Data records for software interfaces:
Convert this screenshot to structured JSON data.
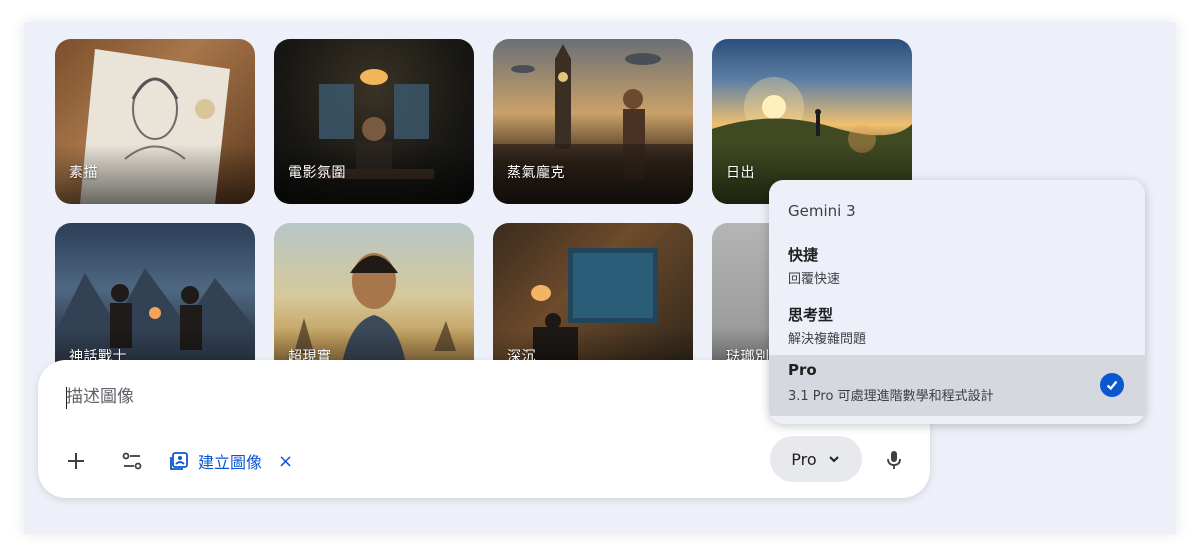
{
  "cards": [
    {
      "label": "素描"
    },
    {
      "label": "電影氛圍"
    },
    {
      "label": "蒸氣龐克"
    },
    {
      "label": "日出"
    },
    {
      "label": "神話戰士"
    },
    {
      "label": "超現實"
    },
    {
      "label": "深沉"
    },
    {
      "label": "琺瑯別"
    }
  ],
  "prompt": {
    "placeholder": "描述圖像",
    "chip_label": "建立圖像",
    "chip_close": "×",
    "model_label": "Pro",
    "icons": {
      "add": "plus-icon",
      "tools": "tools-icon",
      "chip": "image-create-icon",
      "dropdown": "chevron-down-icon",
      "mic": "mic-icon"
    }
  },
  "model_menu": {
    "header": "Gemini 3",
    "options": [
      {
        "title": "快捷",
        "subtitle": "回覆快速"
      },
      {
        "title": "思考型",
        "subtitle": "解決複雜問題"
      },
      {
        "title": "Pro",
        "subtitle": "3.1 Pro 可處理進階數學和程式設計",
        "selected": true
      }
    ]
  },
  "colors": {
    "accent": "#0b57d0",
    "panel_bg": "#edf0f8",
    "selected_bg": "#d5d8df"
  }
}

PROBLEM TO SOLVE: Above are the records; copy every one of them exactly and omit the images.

RESULT OF THE EXERCISE:
Convert this screenshot to structured JSON data.
{
  "cards": [
    {
      "label": "素描"
    },
    {
      "label": "電影氛圍"
    },
    {
      "label": "蒸氣龐克"
    },
    {
      "label": "日出"
    },
    {
      "label": "神話戰士"
    },
    {
      "label": "超現實"
    },
    {
      "label": "深沉"
    },
    {
      "label": "琺瑯別"
    }
  ],
  "prompt": {
    "placeholder": "描述圖像",
    "chip_label": "建立圖像",
    "chip_close": "×",
    "model_label": "Pro",
    "icons": {
      "add": "plus-icon",
      "tools": "tools-icon",
      "chip": "image-create-icon",
      "dropdown": "chevron-down-icon",
      "mic": "mic-icon"
    }
  },
  "model_menu": {
    "header": "Gemini 3",
    "options": [
      {
        "title": "快捷",
        "subtitle": "回覆快速"
      },
      {
        "title": "思考型",
        "subtitle": "解決複雜問題"
      },
      {
        "title": "Pro",
        "subtitle": "3.1 Pro 可處理進階數學和程式設計",
        "selected": true
      }
    ]
  },
  "colors": {
    "accent": "#0b57d0",
    "panel_bg": "#edf0f8",
    "selected_bg": "#d5d8df"
  }
}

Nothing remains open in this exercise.